Liberals also want to scare us with the idea of “private accounts or privatization.” We are led to believe, as I mentioned earlier, that private means do what you want with the money. Giving the impression that a person can go to the casino if they want and squander it, thus becoming destitute and leaving you and me to take care of them form our taxes. That is not only untrue but ridiculous.
Another untold truth is also that the current system is not now, and will not be able to return dollar for dollar to those making payments in the future.
Statistics show that African American males living to age 66 actually receive only about 88 cents for every dollar they pay into the system as it is. In 13 years that figure drops even more drastically for African Americans and for the general public it will pay only about 70 cents on the dollar.My only beef with the President in this matter is that I do not think he goes far enough.
Mr. Bush is proposing we only take a small portion of the FICA tax and set it aside in “private” accounts. I would like to set it all aside. I would also like to raise the FICA threshold to at least $10,000,000 of income. That way we would capture more revenue to help shore up the the current and near term recipients. Since the funds are set aside in personal accounts those making up to and over the $10,000,000 a year would not really lose the money rather they would be setting it aside for their retirement and/or their kids like everyone else. It is a win, win proposition.
Here is the my advise to the White House in the "for what it’s worth" department.
1) Make clear what “private” accounts means, and how they work.
2) Drive home the transferability to any designated beneficiary aspect of the accounts vs. the money being confiscated by the Federal government in the event of death with no surviving, unmarried spouse, or minor children.
That is it, very simple and to the point. I firmly believe that African Americans should be the prime proponents of this change. We should make this, along with education, the civil rights issue of this generation.
We understand life insurance and the idea of leaving something behind, why should we not understand the idea of passing our hard earned retirement income on to our posterity.

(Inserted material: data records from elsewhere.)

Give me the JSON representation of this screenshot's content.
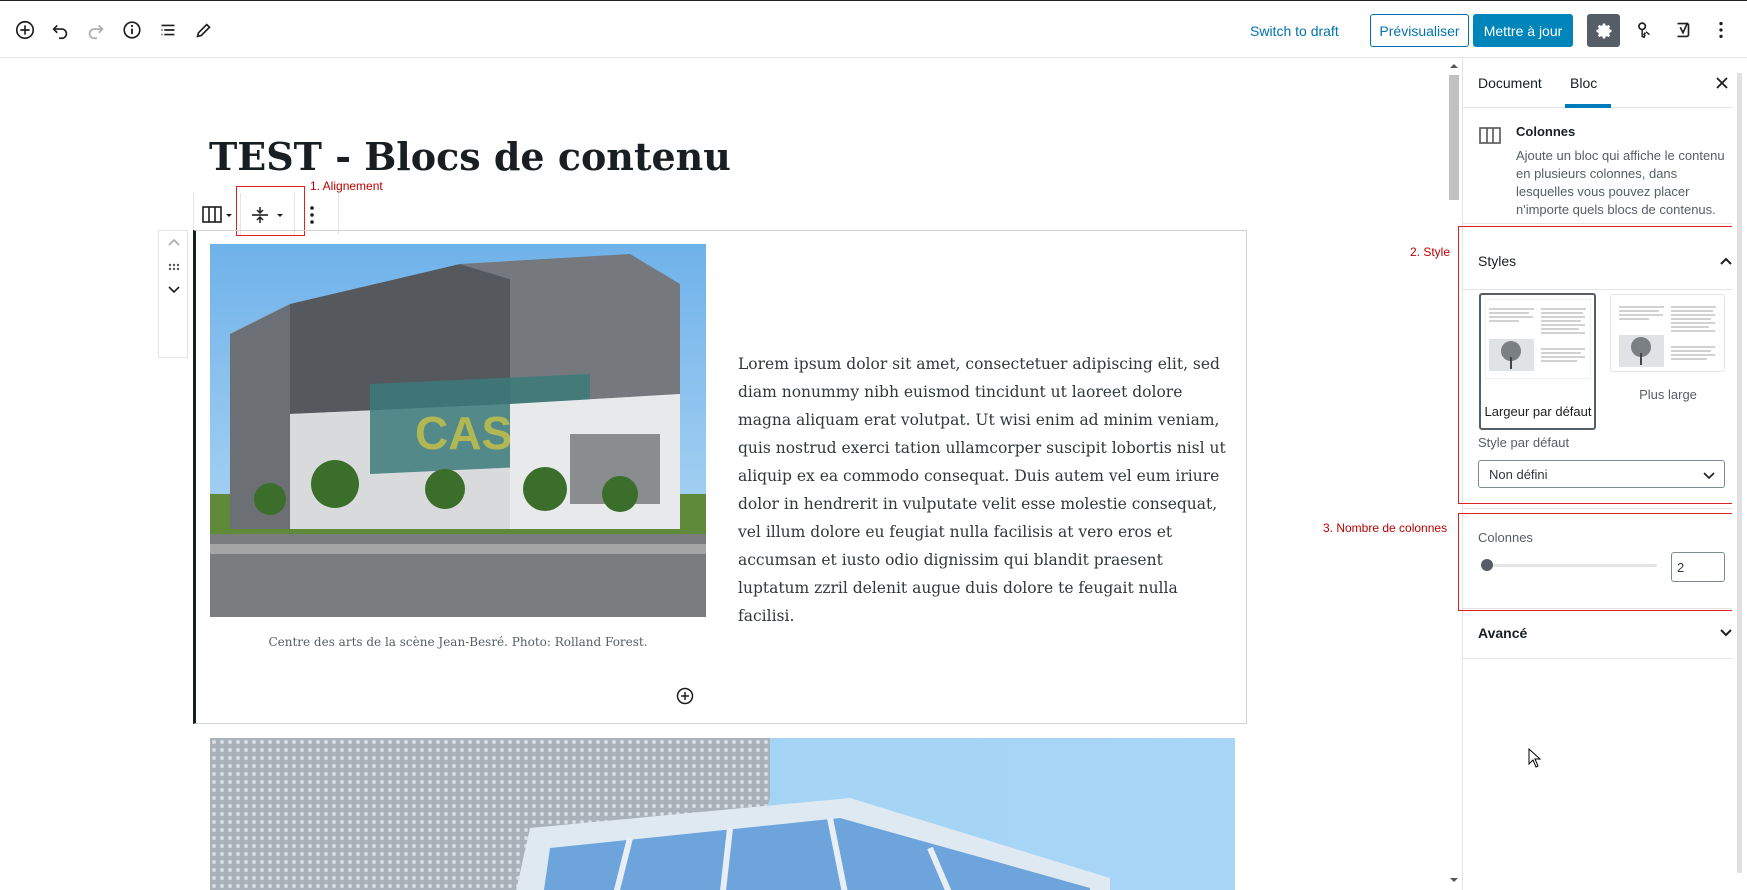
{
  "toolbar": {
    "switch_to_draft": "Switch to draft",
    "preview": "Prévisualiser",
    "update": "Mettre à jour"
  },
  "post": {
    "title": "TEST - Blocs de contenu",
    "paragraph": "Lorem ipsum dolor sit amet, consectetuer adipiscing elit, sed diam nonummy nibh euismod tincidunt ut laoreet dolore magna aliquam erat volutpat. Ut wisi enim ad minim veniam, quis nostrud exerci tation ullamcorper suscipit lobortis nisl ut aliquip ex ea commodo consequat. Duis autem vel eum iriure dolor in hendrerit in vulputate velit esse molestie consequat, vel illum dolore eu feugiat nulla facilisis at vero eros et accumsan et iusto odio dignissim qui blandit praesent luptatum zzril delenit augue duis dolore te feugait nulla facilisi.",
    "caption": "Centre des arts de la scène Jean-Besré. Photo: Rolland Forest.",
    "photo_sign": "CAS.JB"
  },
  "annotations": {
    "alignment": "1. Alignement",
    "style": "2. Style",
    "columns": "3. Nombre de colonnes"
  },
  "sidebar": {
    "tab_document": "Document",
    "tab_block": "Bloc",
    "block_name": "Colonnes",
    "block_description": "Ajoute un bloc qui affiche le contenu en plusieurs colonnes, dans lesquelles vous pouvez placer n'importe quels blocs de contenus.",
    "styles_header": "Styles",
    "style_default_label": "Largeur par défaut",
    "style_wide_label": "Plus large",
    "default_style_label": "Style par défaut",
    "default_style_value": "Non défini",
    "columns_label": "Colonnes",
    "columns_value": "2",
    "advanced_header": "Avancé"
  },
  "colors": {
    "accent": "#0085ba",
    "annotation": "#bb0000"
  }
}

Under the reform plan we can accomplish this.I am of the conviction that this reform will happen with or without us
, I would just like to see us at the forefront this time, not dragged kicking and screaming to the party. Let’s quite swimming up stream and get into the soon to be rushing current.